3. Which party will win the state House?

The state House will remain in Republican control. The macro-political environment benefits the Republicans. Obama and weak statewide Democratic candidates give them little support statewide. However, there are some micro issues that have made some races more competitive than they should be.

 

Bill Ballenger, IMP founder and associate editor

1. Who will win the governor's race?

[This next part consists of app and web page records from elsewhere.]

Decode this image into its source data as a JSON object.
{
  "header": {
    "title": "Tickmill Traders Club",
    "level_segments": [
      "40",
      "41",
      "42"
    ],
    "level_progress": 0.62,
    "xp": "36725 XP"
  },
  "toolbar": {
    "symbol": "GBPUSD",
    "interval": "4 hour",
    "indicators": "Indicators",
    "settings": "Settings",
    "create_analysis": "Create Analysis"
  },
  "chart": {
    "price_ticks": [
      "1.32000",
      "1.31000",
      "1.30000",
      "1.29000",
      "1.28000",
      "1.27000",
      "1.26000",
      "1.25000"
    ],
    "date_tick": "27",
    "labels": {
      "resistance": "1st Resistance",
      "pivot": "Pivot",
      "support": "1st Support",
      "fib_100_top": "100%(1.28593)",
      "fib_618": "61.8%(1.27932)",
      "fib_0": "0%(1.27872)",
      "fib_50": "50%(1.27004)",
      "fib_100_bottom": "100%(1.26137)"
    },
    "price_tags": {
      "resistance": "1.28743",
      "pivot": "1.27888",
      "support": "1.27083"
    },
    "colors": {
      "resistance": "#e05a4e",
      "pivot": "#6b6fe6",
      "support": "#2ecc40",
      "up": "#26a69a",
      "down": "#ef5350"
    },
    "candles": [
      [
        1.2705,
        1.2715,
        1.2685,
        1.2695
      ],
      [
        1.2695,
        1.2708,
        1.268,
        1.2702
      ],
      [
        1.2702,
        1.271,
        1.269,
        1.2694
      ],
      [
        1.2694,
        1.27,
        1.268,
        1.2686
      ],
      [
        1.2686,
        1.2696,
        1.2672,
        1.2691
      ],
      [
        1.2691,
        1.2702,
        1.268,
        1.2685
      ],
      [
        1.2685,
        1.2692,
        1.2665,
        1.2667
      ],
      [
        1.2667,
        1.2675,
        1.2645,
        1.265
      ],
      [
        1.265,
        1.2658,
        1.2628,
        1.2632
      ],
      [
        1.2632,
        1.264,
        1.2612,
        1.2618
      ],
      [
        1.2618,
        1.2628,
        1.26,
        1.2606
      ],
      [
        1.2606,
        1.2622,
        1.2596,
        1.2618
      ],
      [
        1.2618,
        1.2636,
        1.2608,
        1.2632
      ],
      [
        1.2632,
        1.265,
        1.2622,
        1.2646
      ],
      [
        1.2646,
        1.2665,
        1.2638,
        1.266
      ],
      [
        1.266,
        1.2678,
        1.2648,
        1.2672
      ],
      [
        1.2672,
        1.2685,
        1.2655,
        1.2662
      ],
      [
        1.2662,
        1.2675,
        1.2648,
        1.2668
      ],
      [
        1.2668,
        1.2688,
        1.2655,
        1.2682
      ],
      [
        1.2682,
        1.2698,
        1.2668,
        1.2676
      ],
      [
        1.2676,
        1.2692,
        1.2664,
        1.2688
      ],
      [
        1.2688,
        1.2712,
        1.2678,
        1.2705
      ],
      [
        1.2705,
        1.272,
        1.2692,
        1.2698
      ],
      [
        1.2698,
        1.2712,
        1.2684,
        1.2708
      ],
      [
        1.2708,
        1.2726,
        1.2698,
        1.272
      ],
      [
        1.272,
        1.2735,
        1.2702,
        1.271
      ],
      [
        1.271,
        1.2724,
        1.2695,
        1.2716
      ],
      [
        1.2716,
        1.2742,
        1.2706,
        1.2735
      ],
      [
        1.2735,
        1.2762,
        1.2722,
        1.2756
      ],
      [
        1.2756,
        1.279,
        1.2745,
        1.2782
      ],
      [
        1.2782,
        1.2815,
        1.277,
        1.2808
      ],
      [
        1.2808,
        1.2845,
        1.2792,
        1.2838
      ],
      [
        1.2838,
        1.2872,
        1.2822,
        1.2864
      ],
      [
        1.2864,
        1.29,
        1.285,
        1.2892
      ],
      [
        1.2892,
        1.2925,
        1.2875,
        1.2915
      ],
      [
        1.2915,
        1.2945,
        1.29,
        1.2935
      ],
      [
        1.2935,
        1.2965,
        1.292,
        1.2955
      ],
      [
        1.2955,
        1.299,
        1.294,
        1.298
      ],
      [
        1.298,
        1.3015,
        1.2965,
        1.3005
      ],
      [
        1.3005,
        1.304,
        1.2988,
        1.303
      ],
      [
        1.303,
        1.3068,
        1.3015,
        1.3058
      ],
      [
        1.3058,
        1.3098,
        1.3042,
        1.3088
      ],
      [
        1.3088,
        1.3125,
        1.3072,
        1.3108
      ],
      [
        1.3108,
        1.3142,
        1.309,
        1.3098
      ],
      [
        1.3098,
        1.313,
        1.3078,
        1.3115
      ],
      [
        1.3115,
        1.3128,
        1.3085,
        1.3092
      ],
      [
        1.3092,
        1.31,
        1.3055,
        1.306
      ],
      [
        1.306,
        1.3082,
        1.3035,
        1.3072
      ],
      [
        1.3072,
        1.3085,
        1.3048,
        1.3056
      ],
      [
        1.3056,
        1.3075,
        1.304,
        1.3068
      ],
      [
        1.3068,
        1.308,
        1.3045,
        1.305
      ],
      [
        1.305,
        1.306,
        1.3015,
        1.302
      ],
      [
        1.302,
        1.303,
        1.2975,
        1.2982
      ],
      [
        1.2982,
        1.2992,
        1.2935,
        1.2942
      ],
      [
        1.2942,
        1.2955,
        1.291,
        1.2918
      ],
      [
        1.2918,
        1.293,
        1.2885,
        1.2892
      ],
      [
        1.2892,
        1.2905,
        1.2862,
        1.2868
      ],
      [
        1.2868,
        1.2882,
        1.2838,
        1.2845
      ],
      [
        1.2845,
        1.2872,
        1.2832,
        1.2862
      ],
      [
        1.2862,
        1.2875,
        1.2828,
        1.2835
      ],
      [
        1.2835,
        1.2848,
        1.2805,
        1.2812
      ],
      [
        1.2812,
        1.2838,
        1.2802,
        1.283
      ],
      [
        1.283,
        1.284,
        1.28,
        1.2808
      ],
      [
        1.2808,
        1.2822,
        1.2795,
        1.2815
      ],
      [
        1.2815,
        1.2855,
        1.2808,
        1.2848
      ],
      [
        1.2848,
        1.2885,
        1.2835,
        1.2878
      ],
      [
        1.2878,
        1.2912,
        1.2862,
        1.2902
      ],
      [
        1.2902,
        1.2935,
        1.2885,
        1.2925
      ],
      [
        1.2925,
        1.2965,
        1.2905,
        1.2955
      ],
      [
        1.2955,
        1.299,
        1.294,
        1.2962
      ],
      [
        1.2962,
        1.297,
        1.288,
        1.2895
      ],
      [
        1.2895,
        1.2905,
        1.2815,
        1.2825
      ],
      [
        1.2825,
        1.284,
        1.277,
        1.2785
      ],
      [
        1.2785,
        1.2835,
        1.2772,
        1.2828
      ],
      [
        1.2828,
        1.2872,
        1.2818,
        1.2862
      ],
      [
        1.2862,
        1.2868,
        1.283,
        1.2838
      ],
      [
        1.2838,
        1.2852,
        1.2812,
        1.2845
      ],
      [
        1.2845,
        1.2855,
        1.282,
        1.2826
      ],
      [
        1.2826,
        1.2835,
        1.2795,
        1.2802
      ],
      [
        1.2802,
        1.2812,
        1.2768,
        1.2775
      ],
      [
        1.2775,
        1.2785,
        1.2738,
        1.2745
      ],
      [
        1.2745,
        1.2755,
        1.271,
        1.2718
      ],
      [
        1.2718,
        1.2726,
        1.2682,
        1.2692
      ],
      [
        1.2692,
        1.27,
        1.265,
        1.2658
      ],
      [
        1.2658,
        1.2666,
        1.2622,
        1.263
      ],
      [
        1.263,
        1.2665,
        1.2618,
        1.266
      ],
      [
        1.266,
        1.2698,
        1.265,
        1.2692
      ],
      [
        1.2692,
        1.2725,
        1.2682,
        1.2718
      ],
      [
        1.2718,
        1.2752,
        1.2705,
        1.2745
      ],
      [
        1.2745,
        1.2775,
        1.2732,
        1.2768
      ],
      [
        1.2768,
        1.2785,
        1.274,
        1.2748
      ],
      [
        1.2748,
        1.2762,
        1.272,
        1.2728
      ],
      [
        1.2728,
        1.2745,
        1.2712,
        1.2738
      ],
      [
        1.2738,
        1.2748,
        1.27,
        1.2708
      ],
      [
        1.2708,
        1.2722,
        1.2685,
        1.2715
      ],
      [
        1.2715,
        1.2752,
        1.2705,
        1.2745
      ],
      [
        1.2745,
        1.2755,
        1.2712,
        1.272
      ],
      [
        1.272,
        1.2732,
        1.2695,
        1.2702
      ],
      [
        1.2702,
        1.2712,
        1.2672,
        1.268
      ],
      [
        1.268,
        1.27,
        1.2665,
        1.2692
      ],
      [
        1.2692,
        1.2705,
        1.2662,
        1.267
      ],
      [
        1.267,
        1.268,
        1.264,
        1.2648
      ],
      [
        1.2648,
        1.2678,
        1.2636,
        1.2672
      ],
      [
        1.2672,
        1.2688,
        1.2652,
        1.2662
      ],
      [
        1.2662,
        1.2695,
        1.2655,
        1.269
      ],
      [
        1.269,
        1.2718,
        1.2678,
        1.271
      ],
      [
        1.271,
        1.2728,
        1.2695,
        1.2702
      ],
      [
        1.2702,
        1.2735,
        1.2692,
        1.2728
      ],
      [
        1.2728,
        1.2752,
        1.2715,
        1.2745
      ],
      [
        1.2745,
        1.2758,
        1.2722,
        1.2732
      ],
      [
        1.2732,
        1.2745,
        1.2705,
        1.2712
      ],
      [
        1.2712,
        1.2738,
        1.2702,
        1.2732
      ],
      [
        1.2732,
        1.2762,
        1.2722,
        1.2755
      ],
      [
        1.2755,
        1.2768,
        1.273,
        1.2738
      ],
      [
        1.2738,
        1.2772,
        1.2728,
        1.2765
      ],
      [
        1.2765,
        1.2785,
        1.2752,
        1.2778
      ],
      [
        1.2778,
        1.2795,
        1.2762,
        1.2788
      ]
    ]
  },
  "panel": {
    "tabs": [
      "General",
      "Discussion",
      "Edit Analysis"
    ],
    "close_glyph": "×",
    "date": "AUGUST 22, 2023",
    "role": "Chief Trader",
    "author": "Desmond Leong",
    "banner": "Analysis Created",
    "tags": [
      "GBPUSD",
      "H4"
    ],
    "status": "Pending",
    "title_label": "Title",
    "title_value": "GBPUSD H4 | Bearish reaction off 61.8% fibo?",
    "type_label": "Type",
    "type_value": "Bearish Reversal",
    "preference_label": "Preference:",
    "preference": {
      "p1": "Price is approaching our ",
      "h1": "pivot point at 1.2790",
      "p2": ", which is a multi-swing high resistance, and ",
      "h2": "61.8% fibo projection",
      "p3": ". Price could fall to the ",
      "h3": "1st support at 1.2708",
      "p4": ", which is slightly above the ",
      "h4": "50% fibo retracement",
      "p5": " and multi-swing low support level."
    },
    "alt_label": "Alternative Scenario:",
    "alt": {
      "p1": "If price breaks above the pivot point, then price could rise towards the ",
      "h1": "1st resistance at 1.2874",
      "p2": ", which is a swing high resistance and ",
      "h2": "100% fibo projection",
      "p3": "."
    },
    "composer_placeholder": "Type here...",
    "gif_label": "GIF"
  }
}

Woody Allen, as we know, said, "90% of life is just showing up," but that means the other 10% of the time we have to do a little more if we want to make something happen. I'm not sure Gov. Rick Snyder recognizes that. Until now, at least, he seems to have been content to just "show up" in front of the electorate and he'll be re-elected by acclamation based on his accomplishments over the past four years. Ain't gonna happen. Snyder has done too many controversial things to get by just on charm, of which he does not have an abundance --- nerds seldom do. He'll have to work for this. Right now, all the polls show he's in a cliffhanger with DemocratMark Schauer. I still think Snyder is the more likely winner on Nov. 4, but it will be close and I could be surprised.
 

2. Who will win the U.S. Senate race?

Many political observers, most of them Republican, like to compare this year's contest to 1994 --- that was the last year we had an open seat race for this important office between a Democratic Congressman and a Republican nominee who at the time was not an elected official. Everybody remembers that Republican Spencer Abraham won that contest pretty easily, but the similarities stop there.Terri Lynn Land is a very different candidate from Abraham, and she isn't running alongside a Rick Snyder who will be re-elected with 62% of the vote, which is the advantage Abraham had in 1994 when John Engler was re-elected governor by that margin. Land's strategy seems to be that this will be a Republican "wave" year and that her opponent is a lackluster garden variety liberal Democrat (Gary Peters) saddled with enormous baggage piled on him by an unpopular president. She appears to be trying to "run out the clock," avoiding debates and interaction with the news media and waiting for the momentum to crest in her favor on Nov. 4. She could be right --- remember, Jack Lousma, the former astronaut who was the Republican nominee in 1984, was polling farther behind one-term incumbent Democrat Carl Levin in 1984 than Land is now, but when Ronald Reagan carried Michigan in a landslide he almost dragged Lousma across the finish line with him. Land has no such savior in sight this year, so unless she changes her strategy the underwhelming Peters is more likely to win.
 

3. Which party will win the state House?

It's hard not to agree with the conventional wisdom --- minority Democrats are unlikely to net-gain the five seats they need to regain control of the state House of Representatives. For that to happen, they would have to "run the table" --- re-elect vulnerable incumbents like Theresa Abed, Collene Lamonte, and Winnie Brinks, win every open seat in marginal districts like the 21st, 56th and 84th, and knock off a handful of sitting Republicans like Jeff Farrington, Ray Franz, Martin Howrylak, and Pat Somerville. If this were 2012, maybe that's doable, but this is a different year. It may not be a "wave" GOP year like 1994 or 2010, but it's going to be a lot better for Republican candidates up and down the ballot. The most likely result is a small net-plus for the Dems (say, 52 or 53 seats as opposed to the 51 they have now) to a small net-plus for the Republicans (say, 60 or 61 compared with the 59 they now hold).